At Woolacombe School, we aim for the children to see themselves as mathematicians by developing a curiosity for and making rich connections between mathematical ideas. They do this through the development of the following areas (as outlined in the National Curriculum):
- fluency so that they can recall facts and concepts and apply their knowledge
- reasoning so that they can justify, prove, and provide an argument, conjecture or generalisation about a mathematical idea
- problem-solving by breaking a problem down into a series of smaller steps.
We follow the mastery approach to mathematics to guide all children towards a deep understanding of the maths they are learning. Each unit of study is given time for children to explore thoroughly and build on previous areas.
We teach a progression of skills and knowledge through the White Rose Maths programme. Please see our Maths Progression Overview below.
Click here for the Maths Progression Overview

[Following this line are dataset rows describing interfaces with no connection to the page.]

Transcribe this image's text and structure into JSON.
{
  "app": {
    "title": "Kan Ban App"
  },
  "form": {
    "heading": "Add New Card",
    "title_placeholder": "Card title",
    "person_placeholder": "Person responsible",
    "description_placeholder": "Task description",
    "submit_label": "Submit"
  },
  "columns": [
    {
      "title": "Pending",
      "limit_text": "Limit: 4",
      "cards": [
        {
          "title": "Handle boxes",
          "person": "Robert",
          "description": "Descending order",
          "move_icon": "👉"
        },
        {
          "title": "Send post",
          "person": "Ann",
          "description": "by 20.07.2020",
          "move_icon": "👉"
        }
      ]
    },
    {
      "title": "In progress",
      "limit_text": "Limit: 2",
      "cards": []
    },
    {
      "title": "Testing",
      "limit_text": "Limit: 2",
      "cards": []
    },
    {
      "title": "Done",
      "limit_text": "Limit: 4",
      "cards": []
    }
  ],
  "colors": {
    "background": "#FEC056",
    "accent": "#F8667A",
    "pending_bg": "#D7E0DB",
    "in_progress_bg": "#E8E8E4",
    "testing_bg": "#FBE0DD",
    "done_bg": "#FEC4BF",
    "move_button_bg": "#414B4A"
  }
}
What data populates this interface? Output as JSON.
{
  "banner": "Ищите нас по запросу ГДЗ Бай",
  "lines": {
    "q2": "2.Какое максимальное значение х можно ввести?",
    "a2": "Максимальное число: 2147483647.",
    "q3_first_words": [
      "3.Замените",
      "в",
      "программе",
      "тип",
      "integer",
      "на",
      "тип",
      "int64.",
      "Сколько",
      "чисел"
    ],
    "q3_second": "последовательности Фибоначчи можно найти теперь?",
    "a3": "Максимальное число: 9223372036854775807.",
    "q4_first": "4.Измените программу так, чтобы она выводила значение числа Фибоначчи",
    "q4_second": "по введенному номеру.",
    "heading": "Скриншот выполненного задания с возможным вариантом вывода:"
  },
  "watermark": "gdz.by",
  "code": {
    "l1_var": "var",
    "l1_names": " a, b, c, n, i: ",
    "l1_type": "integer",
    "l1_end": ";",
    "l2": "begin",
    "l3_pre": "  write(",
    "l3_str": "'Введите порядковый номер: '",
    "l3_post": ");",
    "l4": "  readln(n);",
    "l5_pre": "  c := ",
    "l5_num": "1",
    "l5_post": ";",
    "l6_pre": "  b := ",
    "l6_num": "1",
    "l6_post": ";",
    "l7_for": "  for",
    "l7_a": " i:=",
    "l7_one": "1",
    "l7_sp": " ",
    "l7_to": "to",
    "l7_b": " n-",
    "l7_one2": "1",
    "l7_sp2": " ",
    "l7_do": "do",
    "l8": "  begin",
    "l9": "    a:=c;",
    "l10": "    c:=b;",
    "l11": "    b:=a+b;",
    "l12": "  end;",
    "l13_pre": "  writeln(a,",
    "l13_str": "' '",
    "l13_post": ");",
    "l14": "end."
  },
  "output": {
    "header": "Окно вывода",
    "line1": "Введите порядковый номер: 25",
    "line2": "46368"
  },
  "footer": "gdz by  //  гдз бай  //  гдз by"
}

Lessons are designed through ‘chunks’ or small steps to ensure that they are able to build on and apply learned skills. Children’s reasoning is scaffolded through the use of stem sentences and further developed through probing questioning . Problem-solving is at the heart of the children’s maths learning, giving them the opportunity to apply the tools and skills they have learned. Misconceptions are used as part of the lesson design to promote reasoned discussion. Careful use of manipulatives and varied images help children to gain a deep understanding of mathematical concepts. White Rose planning resources are used to support teachers’ planning.
The majority of children will move through the learning at the same pace, with some being supported through additional resources (manipulatives and images) or guided by an adult, and some demonstrating a deeper understanding through looking at the maths in a ‘different’ way through tasks to deepen knowledge. Those who are not sufficiently fluent have additional practice through ‘Top-up’ sessions to prevent gaps from widening or from pre-teaching.
Times tables facts are learnt through making connections between facts (using the Jill Mansergh counting stick approach) and are rehearsed through ‘Times Tables Rock Stars’.
Assessment in maths is regular and ongoing. Teachers use this assessment to influence their planning and interventions and ensure they are providing a mathematics curriculum that will allow each child to progress. Feedback is given to the children through live marking (including self-marking) and next step tasks to ensure they are meeting the specific learning objective. Each term, children complete a summative assessment (NFER or previous SATs papers). The teaching of maths is also monitored through book scrutinies, learning walks and lesson observations. All assessments are then used to determine children’s progress and attainment.